Start of LISTED RECORDS

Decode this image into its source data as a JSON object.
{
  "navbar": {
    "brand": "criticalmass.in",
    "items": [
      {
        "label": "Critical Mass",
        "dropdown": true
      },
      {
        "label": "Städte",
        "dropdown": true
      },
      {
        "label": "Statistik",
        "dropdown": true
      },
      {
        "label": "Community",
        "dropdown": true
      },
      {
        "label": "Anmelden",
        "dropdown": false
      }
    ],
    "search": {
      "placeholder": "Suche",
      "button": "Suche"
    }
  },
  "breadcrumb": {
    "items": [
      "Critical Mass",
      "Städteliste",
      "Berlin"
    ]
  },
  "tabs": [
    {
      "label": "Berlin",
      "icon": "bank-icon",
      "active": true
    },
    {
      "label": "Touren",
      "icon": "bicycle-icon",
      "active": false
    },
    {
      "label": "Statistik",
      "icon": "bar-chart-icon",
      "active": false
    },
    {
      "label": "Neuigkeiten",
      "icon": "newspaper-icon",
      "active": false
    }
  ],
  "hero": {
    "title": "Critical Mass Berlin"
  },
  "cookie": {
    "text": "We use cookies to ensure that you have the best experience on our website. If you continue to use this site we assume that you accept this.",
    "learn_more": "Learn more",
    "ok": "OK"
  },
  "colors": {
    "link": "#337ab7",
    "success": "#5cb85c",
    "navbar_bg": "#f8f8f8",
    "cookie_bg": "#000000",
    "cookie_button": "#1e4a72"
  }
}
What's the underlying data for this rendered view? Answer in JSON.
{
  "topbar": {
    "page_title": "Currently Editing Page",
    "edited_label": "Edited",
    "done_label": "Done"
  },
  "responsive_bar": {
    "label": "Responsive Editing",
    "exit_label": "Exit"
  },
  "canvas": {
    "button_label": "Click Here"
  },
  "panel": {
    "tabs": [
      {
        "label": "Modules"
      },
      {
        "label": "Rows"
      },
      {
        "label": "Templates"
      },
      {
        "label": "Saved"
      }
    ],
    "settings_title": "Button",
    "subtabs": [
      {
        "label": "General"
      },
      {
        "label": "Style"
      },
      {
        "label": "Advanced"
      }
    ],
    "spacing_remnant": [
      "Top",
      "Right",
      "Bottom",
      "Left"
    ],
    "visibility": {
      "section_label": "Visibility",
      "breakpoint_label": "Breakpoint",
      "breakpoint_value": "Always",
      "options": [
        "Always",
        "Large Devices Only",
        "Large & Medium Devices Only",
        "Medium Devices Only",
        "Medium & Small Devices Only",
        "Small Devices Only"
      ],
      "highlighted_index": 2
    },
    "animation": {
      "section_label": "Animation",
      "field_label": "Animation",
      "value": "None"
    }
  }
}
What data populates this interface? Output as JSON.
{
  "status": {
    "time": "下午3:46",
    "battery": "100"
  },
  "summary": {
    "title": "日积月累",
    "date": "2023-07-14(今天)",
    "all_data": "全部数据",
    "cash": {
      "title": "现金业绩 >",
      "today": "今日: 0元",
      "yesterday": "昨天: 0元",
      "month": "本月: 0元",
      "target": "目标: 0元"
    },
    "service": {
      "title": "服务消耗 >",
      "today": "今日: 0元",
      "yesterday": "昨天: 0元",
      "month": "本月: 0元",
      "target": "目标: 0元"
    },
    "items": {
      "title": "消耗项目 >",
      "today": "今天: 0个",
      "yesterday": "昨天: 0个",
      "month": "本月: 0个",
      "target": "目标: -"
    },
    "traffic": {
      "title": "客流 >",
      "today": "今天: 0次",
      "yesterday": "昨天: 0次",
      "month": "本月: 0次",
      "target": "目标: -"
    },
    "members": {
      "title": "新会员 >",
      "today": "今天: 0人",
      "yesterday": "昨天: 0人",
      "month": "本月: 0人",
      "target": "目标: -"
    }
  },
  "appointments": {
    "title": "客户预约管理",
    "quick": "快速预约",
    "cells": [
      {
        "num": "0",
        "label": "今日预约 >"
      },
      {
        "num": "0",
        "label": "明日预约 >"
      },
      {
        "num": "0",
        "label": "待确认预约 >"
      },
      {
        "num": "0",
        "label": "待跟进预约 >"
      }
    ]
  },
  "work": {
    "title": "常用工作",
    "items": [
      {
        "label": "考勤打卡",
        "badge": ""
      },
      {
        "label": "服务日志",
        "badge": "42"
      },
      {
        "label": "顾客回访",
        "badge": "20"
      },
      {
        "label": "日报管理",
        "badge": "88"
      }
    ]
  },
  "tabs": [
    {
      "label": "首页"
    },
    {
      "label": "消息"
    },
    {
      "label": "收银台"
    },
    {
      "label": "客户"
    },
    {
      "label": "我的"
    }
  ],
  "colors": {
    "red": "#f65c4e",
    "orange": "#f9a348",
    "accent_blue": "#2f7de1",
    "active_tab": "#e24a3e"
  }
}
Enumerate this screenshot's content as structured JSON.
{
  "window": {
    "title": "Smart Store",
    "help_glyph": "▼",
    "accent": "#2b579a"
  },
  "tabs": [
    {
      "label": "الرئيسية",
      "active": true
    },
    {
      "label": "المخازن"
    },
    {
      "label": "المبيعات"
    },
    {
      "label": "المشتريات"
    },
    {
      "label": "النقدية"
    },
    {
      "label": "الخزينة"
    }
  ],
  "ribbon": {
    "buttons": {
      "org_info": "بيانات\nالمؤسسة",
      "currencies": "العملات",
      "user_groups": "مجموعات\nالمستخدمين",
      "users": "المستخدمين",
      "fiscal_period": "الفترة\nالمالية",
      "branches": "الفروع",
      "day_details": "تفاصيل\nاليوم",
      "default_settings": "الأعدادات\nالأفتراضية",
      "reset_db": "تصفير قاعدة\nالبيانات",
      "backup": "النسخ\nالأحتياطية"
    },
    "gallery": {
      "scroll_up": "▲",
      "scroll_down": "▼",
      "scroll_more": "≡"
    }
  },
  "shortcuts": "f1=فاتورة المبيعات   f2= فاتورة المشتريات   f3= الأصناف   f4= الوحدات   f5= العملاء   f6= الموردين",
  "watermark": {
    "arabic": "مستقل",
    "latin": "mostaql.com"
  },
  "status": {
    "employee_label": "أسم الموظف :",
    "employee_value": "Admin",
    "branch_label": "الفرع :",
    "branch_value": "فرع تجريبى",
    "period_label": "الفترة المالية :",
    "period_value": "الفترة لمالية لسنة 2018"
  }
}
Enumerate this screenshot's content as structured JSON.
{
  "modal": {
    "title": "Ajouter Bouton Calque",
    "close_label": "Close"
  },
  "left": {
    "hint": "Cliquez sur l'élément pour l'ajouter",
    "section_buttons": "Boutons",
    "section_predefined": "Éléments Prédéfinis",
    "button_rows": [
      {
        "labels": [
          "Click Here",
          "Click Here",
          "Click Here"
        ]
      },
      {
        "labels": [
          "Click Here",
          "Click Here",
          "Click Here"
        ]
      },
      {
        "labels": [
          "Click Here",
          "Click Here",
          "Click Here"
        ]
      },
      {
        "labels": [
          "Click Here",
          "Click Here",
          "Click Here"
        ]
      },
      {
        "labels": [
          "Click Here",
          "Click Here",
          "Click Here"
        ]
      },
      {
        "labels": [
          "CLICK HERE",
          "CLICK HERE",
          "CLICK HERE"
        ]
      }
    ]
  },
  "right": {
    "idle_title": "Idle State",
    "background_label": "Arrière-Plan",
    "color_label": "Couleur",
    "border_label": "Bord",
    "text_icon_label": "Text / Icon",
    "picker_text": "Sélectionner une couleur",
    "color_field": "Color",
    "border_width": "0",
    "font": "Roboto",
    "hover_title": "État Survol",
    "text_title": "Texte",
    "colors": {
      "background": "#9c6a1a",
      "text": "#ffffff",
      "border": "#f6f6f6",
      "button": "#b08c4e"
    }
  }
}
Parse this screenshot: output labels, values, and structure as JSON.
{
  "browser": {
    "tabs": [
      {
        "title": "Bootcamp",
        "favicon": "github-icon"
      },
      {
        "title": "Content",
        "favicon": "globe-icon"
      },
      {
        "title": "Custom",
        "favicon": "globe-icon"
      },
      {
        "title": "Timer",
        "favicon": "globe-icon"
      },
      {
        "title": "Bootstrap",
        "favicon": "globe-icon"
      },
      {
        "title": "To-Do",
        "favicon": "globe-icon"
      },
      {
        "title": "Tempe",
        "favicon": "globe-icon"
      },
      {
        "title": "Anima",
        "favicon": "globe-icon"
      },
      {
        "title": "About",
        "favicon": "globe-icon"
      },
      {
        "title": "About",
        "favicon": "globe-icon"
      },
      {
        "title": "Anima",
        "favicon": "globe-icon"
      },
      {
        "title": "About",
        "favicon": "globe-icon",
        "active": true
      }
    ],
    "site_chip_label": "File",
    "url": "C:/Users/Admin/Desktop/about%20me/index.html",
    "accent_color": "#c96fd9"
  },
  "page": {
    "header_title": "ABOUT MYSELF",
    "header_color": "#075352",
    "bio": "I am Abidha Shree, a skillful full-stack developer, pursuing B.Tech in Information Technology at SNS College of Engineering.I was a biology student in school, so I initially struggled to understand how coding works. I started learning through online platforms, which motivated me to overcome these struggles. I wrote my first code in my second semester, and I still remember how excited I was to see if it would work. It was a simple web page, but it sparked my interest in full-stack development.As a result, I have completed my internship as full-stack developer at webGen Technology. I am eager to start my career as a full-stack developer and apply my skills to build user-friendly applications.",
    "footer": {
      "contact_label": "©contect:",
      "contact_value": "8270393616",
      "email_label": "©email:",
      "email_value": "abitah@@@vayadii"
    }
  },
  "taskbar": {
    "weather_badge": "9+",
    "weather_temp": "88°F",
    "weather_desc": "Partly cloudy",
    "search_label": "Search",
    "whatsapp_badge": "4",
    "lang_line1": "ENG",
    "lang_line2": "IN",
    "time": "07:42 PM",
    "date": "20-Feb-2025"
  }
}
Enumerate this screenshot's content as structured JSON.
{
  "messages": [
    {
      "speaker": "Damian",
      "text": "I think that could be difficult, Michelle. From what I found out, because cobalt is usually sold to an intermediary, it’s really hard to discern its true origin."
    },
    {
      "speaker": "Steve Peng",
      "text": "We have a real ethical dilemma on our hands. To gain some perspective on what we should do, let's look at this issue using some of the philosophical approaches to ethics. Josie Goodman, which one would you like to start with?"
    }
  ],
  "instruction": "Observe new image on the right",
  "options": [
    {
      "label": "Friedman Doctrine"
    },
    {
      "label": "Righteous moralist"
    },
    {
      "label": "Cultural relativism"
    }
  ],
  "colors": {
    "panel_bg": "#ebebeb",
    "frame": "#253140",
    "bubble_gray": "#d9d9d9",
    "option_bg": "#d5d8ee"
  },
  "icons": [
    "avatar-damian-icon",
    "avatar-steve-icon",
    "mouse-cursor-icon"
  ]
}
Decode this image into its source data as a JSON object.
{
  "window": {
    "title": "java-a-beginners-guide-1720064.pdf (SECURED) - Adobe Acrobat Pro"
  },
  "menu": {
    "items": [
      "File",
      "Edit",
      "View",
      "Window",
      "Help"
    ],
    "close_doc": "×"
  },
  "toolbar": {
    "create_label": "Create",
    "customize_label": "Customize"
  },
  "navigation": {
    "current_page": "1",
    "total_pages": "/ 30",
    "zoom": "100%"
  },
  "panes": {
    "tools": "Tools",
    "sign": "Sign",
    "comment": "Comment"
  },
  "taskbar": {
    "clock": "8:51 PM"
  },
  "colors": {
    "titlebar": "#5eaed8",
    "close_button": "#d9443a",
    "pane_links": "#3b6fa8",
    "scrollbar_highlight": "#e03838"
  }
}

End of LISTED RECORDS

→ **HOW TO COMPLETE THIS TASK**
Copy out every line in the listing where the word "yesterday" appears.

→ **RESULT OF THE EXERCISE**
      "yesterday": "昨天: 0元",
      "yesterday": "昨天: 0元",
      "yesterday": "昨天: 0个",
      "yesterday": "昨天: 0次",
      "yesterday": "昨天: 0人",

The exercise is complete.